Laylatul Meeraj (eve) Friday 17 February - Saturday 18 February
Lailat al Bara'ah Tuesday 07 March - Wednesday 08 March
Ramadaan Wednesday 22 March - Friday 21 April
Lailat al Qadr Tuesday 18 April
Eid-Ul-Fitr Friday 21 April - Saturday 22 April
Waqf al Arafa - Hajj Tuesday 27 June - Wednesday 28 June
Eid-Ul-Adgha Wednesday 28 June - Thursday 29 June
Day of Ashura / Muharram Thursday 27 July
Al Hijra - Islamic New Year Saturday 29 July
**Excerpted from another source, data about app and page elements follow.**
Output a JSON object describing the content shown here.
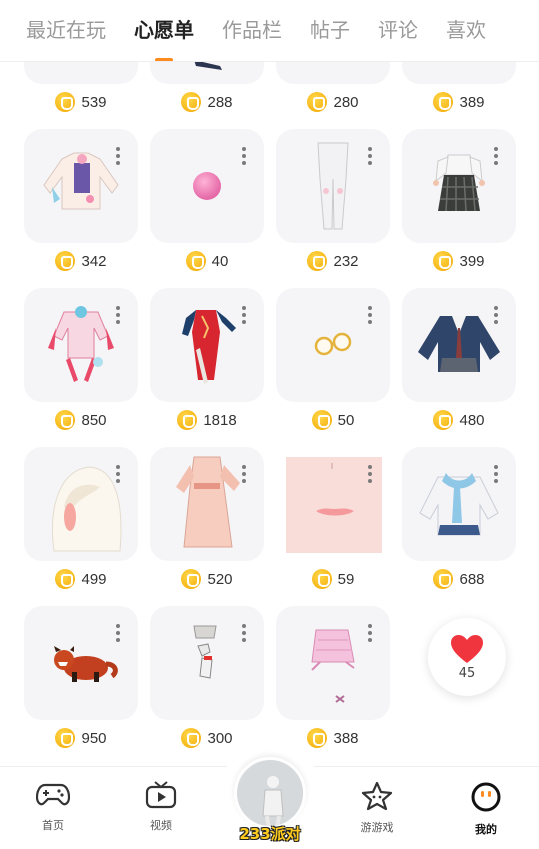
{
  "tabs": [
    {
      "label": "最近在玩",
      "active": false
    },
    {
      "label": "心愿单",
      "active": true
    },
    {
      "label": "作品栏",
      "active": false
    },
    {
      "label": "帖子",
      "active": false
    },
    {
      "label": "评论",
      "active": false
    },
    {
      "label": "喜欢",
      "active": false
    }
  ],
  "items": [
    {
      "price": "539",
      "icon": "outfit-icon"
    },
    {
      "price": "288",
      "icon": "outfit-icon"
    },
    {
      "price": "280",
      "icon": "outfit-icon"
    },
    {
      "price": "389",
      "icon": "outfit-icon"
    },
    {
      "price": "342",
      "icon": "pastel-jacket-icon"
    },
    {
      "price": "40",
      "icon": "pink-ball-icon"
    },
    {
      "price": "232",
      "icon": "white-leggings-icon"
    },
    {
      "price": "399",
      "icon": "plaid-dress-icon"
    },
    {
      "price": "850",
      "icon": "pink-outfit-icon"
    },
    {
      "price": "1818",
      "icon": "red-qipao-icon"
    },
    {
      "price": "50",
      "icon": "round-glasses-icon"
    },
    {
      "price": "480",
      "icon": "navy-uniform-icon"
    },
    {
      "price": "499",
      "icon": "white-hair-icon"
    },
    {
      "price": "520",
      "icon": "pink-hanfu-icon"
    },
    {
      "price": "59",
      "icon": "lips-makeup-icon"
    },
    {
      "price": "688",
      "icon": "blue-jacket-icon"
    },
    {
      "price": "950",
      "icon": "red-panda-icon"
    },
    {
      "price": "300",
      "icon": "bandage-set-icon"
    },
    {
      "price": "388",
      "icon": "pink-skirt-icon"
    }
  ],
  "likes": {
    "count": "45"
  },
  "bottom_nav": [
    {
      "label": "首页",
      "icon": "gamepad-icon",
      "active": false
    },
    {
      "label": "视频",
      "icon": "tv-icon",
      "active": false
    },
    {
      "label": "233派对",
      "icon": "avatar-icon",
      "active": false
    },
    {
      "label": "游游戏",
      "icon": "star-icon",
      "active": false
    },
    {
      "label": "我的",
      "icon": "smile-icon",
      "active": true
    }
  ],
  "colors": {
    "accent": "#ff8a1f",
    "coin": "#f5b400",
    "heart": "#f0353f"
  }
}
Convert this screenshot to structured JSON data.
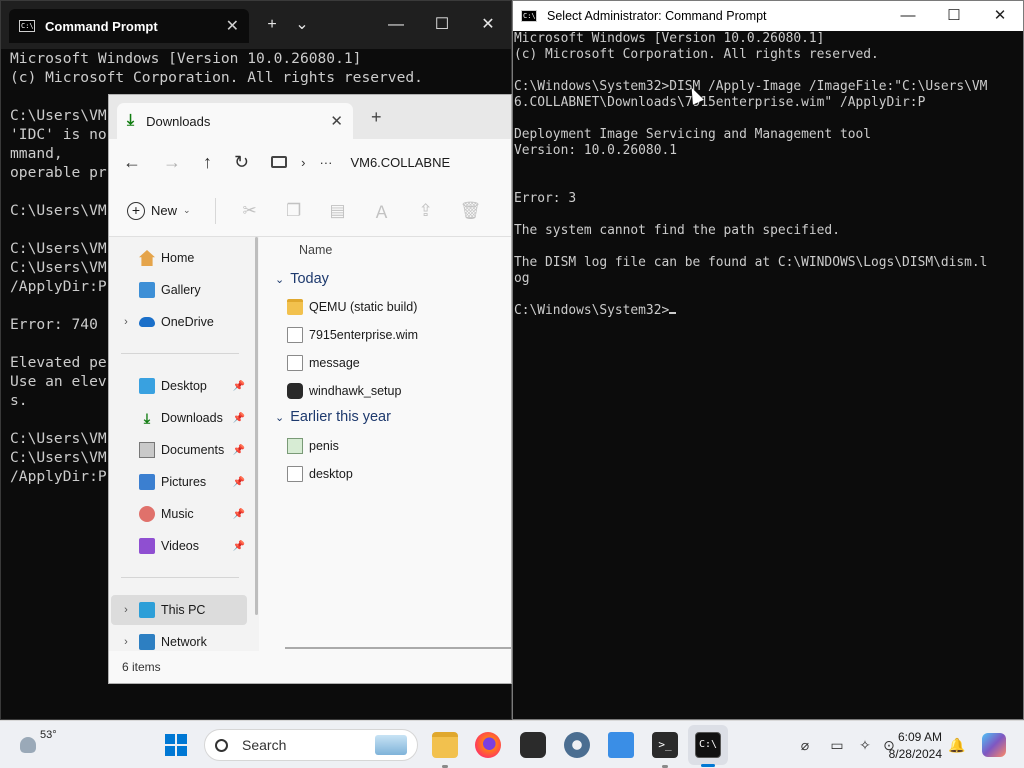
{
  "left_terminal": {
    "tab_title": "Command Prompt",
    "new_tab_glyph": "+",
    "dropdown_glyph": "⌄",
    "lines": [
      "Microsoft Windows [Version 10.0.26080.1]",
      "(c) Microsoft Corporation. All rights reserved.",
      "",
      "C:\\Users\\VM",
      "'IDC' is no",
      "mmand,",
      "operable pr",
      "",
      "C:\\Users\\VM",
      "",
      "C:\\Users\\VM",
      "C:\\Users\\VM",
      "/ApplyDir:P",
      "",
      "Error: 740",
      "",
      "Elevated pe",
      "Use an elev",
      "s.",
      "",
      "C:\\Users\\VM",
      "C:\\Users\\VM",
      "/ApplyDir:P"
    ]
  },
  "admin_console": {
    "title": "Select Administrator: Command Prompt",
    "lines": [
      "Microsoft Windows [Version 10.0.26080.1]",
      "(c) Microsoft Corporation. All rights reserved.",
      "",
      "C:\\Windows\\System32>DISM /Apply-Image /ImageFile:\"C:\\Users\\VM",
      "6.COLLABNET\\Downloads\\7915enterprise.wim\" /ApplyDir:P",
      "",
      "Deployment Image Servicing and Management tool",
      "Version: 10.0.26080.1",
      "",
      "",
      "Error: 3",
      "",
      "The system cannot find the path specified.",
      "",
      "The DISM log file can be found at C:\\WINDOWS\\Logs\\DISM\\dism.l",
      "og",
      "",
      "C:\\Windows\\System32>"
    ]
  },
  "explorer": {
    "tab_title": "Downloads",
    "breadcrumb": "VM6.COLLABNE",
    "more_glyph": "···",
    "new_label": "New",
    "column_name": "Name",
    "groups": [
      {
        "label": "Today",
        "items": [
          {
            "name": "QEMU (static build)",
            "icon": "folder-icon"
          },
          {
            "name": "7915enterprise.wim",
            "icon": "file-icon"
          },
          {
            "name": "message",
            "icon": "text-file-icon"
          },
          {
            "name": "windhawk_setup",
            "icon": "app-icon"
          }
        ]
      },
      {
        "label": "Earlier this year",
        "items": [
          {
            "name": "penis",
            "icon": "image-file-icon"
          },
          {
            "name": "desktop",
            "icon": "settings-file-icon"
          }
        ]
      }
    ],
    "nav": {
      "home": "Home",
      "gallery": "Gallery",
      "onedrive": "OneDrive",
      "desktop": "Desktop",
      "downloads": "Downloads",
      "documents": "Documents",
      "pictures": "Pictures",
      "music": "Music",
      "videos": "Videos",
      "thispc": "This PC",
      "network": "Network"
    },
    "status": "6 items"
  },
  "taskbar": {
    "temperature": "53°",
    "search_label": "Search",
    "time": "6:09 AM",
    "date": "8/28/2024"
  },
  "colors": {
    "console_bg": "#0c0c0c",
    "console_fg": "#cccccc",
    "accent": "#0078d4"
  }
}
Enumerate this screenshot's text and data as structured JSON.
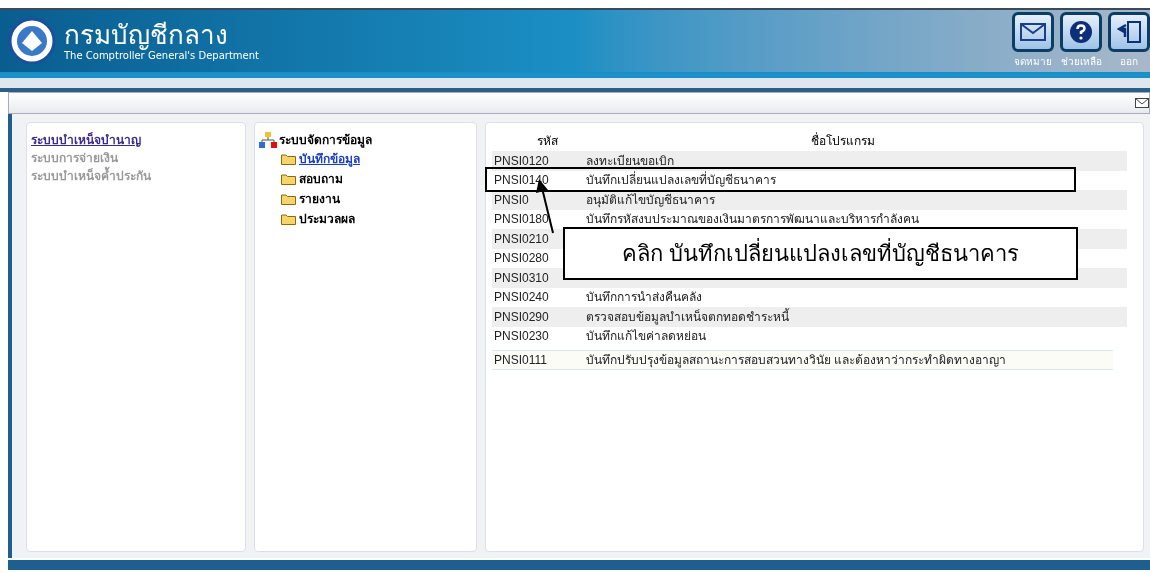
{
  "header": {
    "title": "กรมบัญชีกลาง",
    "subtitle": "The Comptroller General's Department",
    "actions": [
      {
        "kind": "mail",
        "label": "จดหมาย"
      },
      {
        "kind": "help",
        "label": "ช่วยเหลือ"
      },
      {
        "kind": "exit",
        "label": "ออก"
      }
    ]
  },
  "systems": [
    {
      "label": "ระบบบำเหน็จบำนาญ",
      "selected": true
    },
    {
      "label": "ระบบการจ่ายเงิน",
      "selected": false
    },
    {
      "label": "ระบบบำเหน็จค้ำประกัน",
      "selected": false
    }
  ],
  "menu_tree": {
    "label": "ระบบจัดการข้อมูล",
    "children": [
      {
        "label": "บันทึกข้อมูล",
        "selected": true
      },
      {
        "label": "สอบถาม",
        "selected": false
      },
      {
        "label": "รายงาน",
        "selected": false
      },
      {
        "label": "ประมวลผล",
        "selected": false
      }
    ]
  },
  "table": {
    "columns": [
      "รหัส",
      "ชื่อโปรแกรม"
    ],
    "rows": [
      {
        "code": "PNSI0120",
        "name": "ลงทะเบียนขอเบิก"
      },
      {
        "code": "PNSI0140",
        "name": "บันทึกเปลี่ยนแปลงเลขที่บัญชีธนาคาร"
      },
      {
        "code": "PNSI0",
        "name": "อนุมัติแก้ไขบัญชีธนาคาร"
      },
      {
        "code": "PNSI0180",
        "name": "บันทึกรหัสงบประมาณของเงินมาตรการพัฒนาและบริหารกำลังคน"
      },
      {
        "code": "PNSI0210",
        "name": ""
      },
      {
        "code": "PNSI0280",
        "name": ""
      },
      {
        "code": "PNSI0310",
        "name": ""
      },
      {
        "code": "PNSI0240",
        "name": "บันทึกการนำส่งคืนคลัง"
      },
      {
        "code": "PNSI0290",
        "name": "ตรวจสอบข้อมูลบำเหน็จตกทอดชำระหนี้"
      },
      {
        "code": "PNSI0230",
        "name": "บันทึกแก้ไขค่าลดหย่อน"
      },
      {
        "code": "PNSI0111",
        "name": "บันทึกปรับปรุงข้อมูลสถานะการสอบสวนทางวินัย และต้องหาว่ากระทำผิดทางอาญา"
      }
    ]
  },
  "annotation": {
    "text": "คลิก บันทึกเปลี่ยนแปลงเลขที่บัญชีธนาคาร"
  }
}
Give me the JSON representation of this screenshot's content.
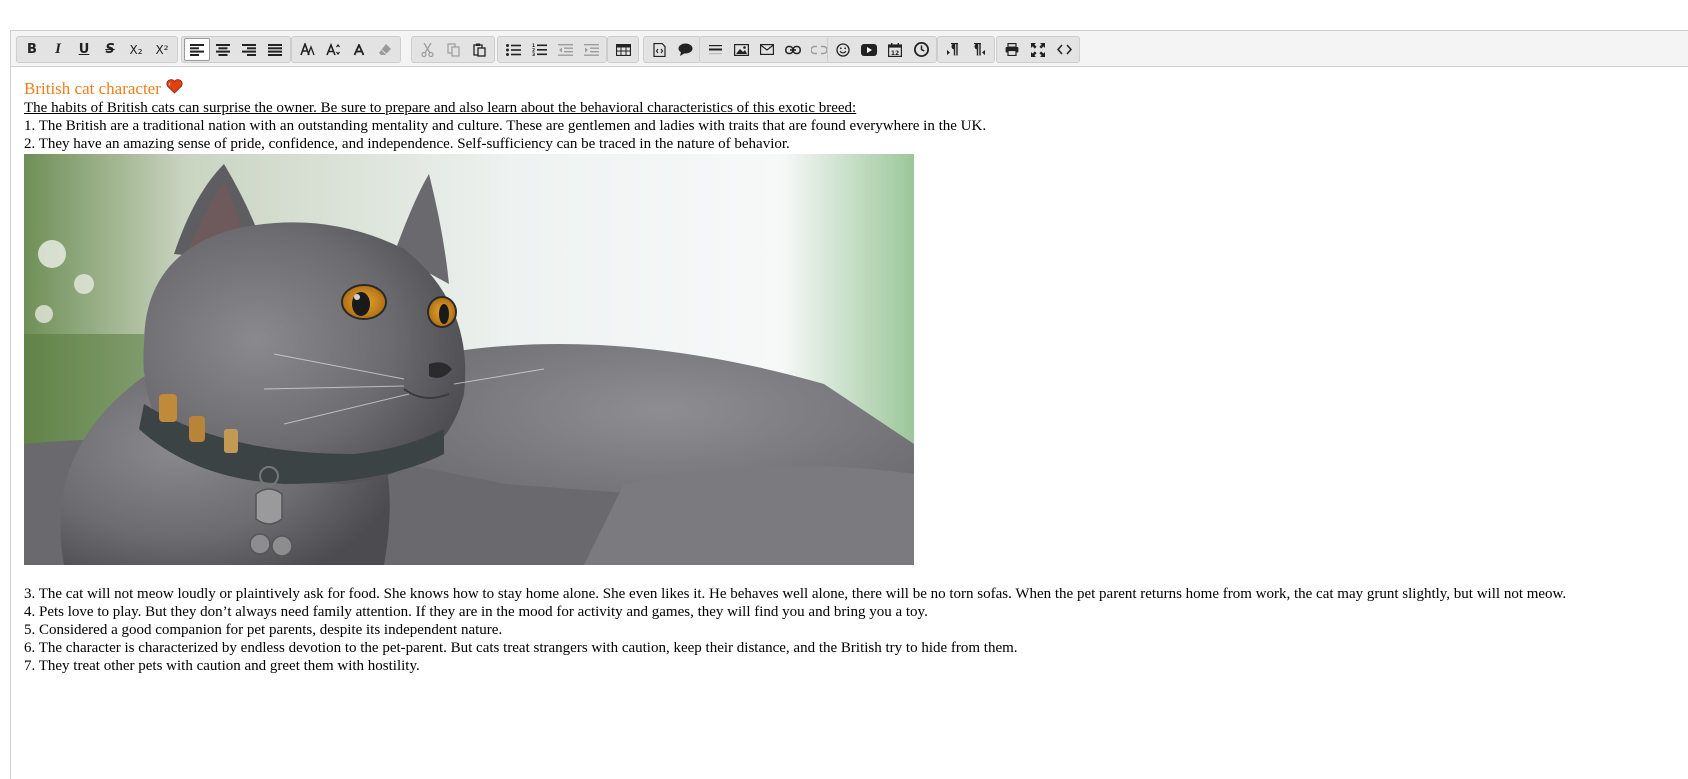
{
  "toolbar": {
    "groups": [
      {
        "id": "text-format",
        "buttons": [
          {
            "name": "bold-button",
            "icon": "bold-icon",
            "label": "B"
          },
          {
            "name": "italic-button",
            "icon": "italic-icon",
            "label": "I"
          },
          {
            "name": "underline-button",
            "icon": "underline-icon",
            "label": "U"
          },
          {
            "name": "strikethrough-button",
            "icon": "strikethrough-icon",
            "label": "S"
          },
          {
            "name": "subscript-button",
            "icon": "subscript-icon",
            "label": "X₂"
          },
          {
            "name": "superscript-button",
            "icon": "superscript-icon",
            "label": "X²"
          }
        ]
      },
      {
        "id": "alignment",
        "buttons": [
          {
            "name": "align-left-button",
            "icon": "align-left-icon",
            "active": true
          },
          {
            "name": "align-center-button",
            "icon": "align-center-icon"
          },
          {
            "name": "align-right-button",
            "icon": "align-right-icon"
          },
          {
            "name": "align-justify-button",
            "icon": "align-justify-icon"
          }
        ]
      },
      {
        "id": "font",
        "buttons": [
          {
            "name": "font-family-button",
            "icon": "font-family-icon"
          },
          {
            "name": "font-size-button",
            "icon": "font-size-icon"
          },
          {
            "name": "font-color-button",
            "icon": "font-color-icon"
          },
          {
            "name": "clear-format-button",
            "icon": "eraser-icon"
          }
        ]
      },
      {
        "id": "clipboard",
        "buttons": [
          {
            "name": "cut-button",
            "icon": "scissors-icon",
            "disabled": true
          },
          {
            "name": "copy-button",
            "icon": "copy-icon",
            "disabled": true
          },
          {
            "name": "paste-button",
            "icon": "paste-icon"
          }
        ]
      },
      {
        "id": "lists",
        "buttons": [
          {
            "name": "bullet-list-button",
            "icon": "bullet-list-icon"
          },
          {
            "name": "numbered-list-button",
            "icon": "numbered-list-icon"
          },
          {
            "name": "outdent-button",
            "icon": "outdent-icon",
            "disabled": true
          },
          {
            "name": "indent-button",
            "icon": "indent-icon",
            "disabled": true
          }
        ]
      },
      {
        "id": "table",
        "buttons": [
          {
            "name": "insert-table-button",
            "icon": "table-icon"
          }
        ]
      },
      {
        "id": "blocks",
        "buttons": [
          {
            "name": "code-block-button",
            "icon": "code-block-icon"
          },
          {
            "name": "quote-button",
            "icon": "speech-bubble-icon"
          }
        ]
      },
      {
        "id": "insert",
        "buttons": [
          {
            "name": "horizontal-rule-button",
            "icon": "horizontal-rule-icon"
          },
          {
            "name": "insert-image-button",
            "icon": "image-icon"
          },
          {
            "name": "insert-email-button",
            "icon": "envelope-icon"
          },
          {
            "name": "insert-link-button",
            "icon": "link-icon"
          },
          {
            "name": "unlink-button",
            "icon": "unlink-icon",
            "disabled": true
          }
        ]
      },
      {
        "id": "media",
        "buttons": [
          {
            "name": "emoji-button",
            "icon": "smiley-icon"
          },
          {
            "name": "insert-video-button",
            "icon": "youtube-icon"
          },
          {
            "name": "insert-date-button",
            "icon": "calendar-icon",
            "label": "12"
          },
          {
            "name": "insert-time-button",
            "icon": "clock-icon"
          }
        ]
      },
      {
        "id": "direction",
        "buttons": [
          {
            "name": "ltr-button",
            "icon": "ltr-icon"
          },
          {
            "name": "rtl-button",
            "icon": "rtl-icon"
          }
        ]
      },
      {
        "id": "view",
        "buttons": [
          {
            "name": "print-button",
            "icon": "printer-icon"
          },
          {
            "name": "maximize-button",
            "icon": "maximize-icon"
          },
          {
            "name": "source-button",
            "icon": "source-code-icon"
          }
        ]
      }
    ]
  },
  "content": {
    "heading": "British cat character",
    "heading_color": "#f07d1c",
    "heart_icon": "heart-icon",
    "intro": "The habits of British cats can surprise the owner. Be sure to prepare and also learn about the behavioral characteristics of this exotic breed:",
    "points_before_image": [
      "1. The British are a traditional nation with an outstanding mentality and culture. These are gentlemen and ladies with traits that are found everywhere in the UK.",
      "2. They have an amazing sense of pride, confidence, and independence. Self-sufficiency can be traced in the nature of behavior."
    ],
    "image_icon": "british-shorthair-cat-photo",
    "points_after_image": [
      "3. The cat will not meow loudly or plaintively ask for food. She knows how to stay home alone. She even likes it. He behaves well alone, there will be no torn sofas. When the pet parent returns home from work, the cat may grunt slightly, but will not meow.",
      "4. Pets love to play. But they don’t always need family attention. If they are in the mood for activity and games, they will find you and bring you a toy.",
      "5. Considered a good companion for pet parents, despite its independent nature.",
      "6. The character is characterized by endless devotion to the pet-parent. But cats treat strangers with caution, keep their distance, and the British try to hide from them.",
      "7. They treat other pets with caution and greet them with hostility."
    ]
  }
}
Milad un Nabi Tuesday 26 September - Wednesday 27 September
Makarsankranti / Pongal Sunday 15 January
Vasant Panchami Thursday 26 January
Thaipusam Sunday 05 February
Maha Shivaratri Saturday 18 February
Holi Monday 06 March - Tuesday 07 March
Holika Dahan Tuesday 07 March
Hindi New Year Wednesday 22 March
Ugadi / Gudi Padwa / Telugu New Year Wednesday 22 March
Ramanavami Thursday 30 March
Hanuman Jayanti Thursday 06 April
Vaisakhi / Baisakhi / Vishu Friday 14 April
Tamil New Year Friday 14 April
Bengali New Year / Bihu Friday 14 April
Akshaya Tritiya Saturday 22 April
Savitri Pooja Friday 19 May
Puri Rath Yatra Tuesday 20 June
Guru Purnima Monday 03 July
Onam Sunday 20 August - Thursday 31 August
Nag Panchami Monday 21 August
Varalakshmi Vrat Friday 25 August
Raksha Bandhan Wednesday 30 August
Krishna Janmashtami Wednesday 06 September - Thursday 07 September
Vishwakarma Puja Sunday 17 September
Ganesh Chaturthi Tuesday 19 September
Mahalaya Amavasya Saturday 14 October
Navaratri begins Sunday 15 October
Navaratri ends / Maha Navami Tuesday 24 October
Dusshera Tuesday 24 October
Sharad Purnima Saturday 28 October
Karwa Chauth Tuesday 31 October
Dhanteras Friday 10 November
Diwali Sunday 12 November
Bhai Dooj Wednesday 15 November
Chhath Puja Sunday 19 November - Wednesday 22 November
Kartik Poornima Monday 27 November
Dhanu Sankranti Saturday 16 December
Gita Jayanti Friday 22 December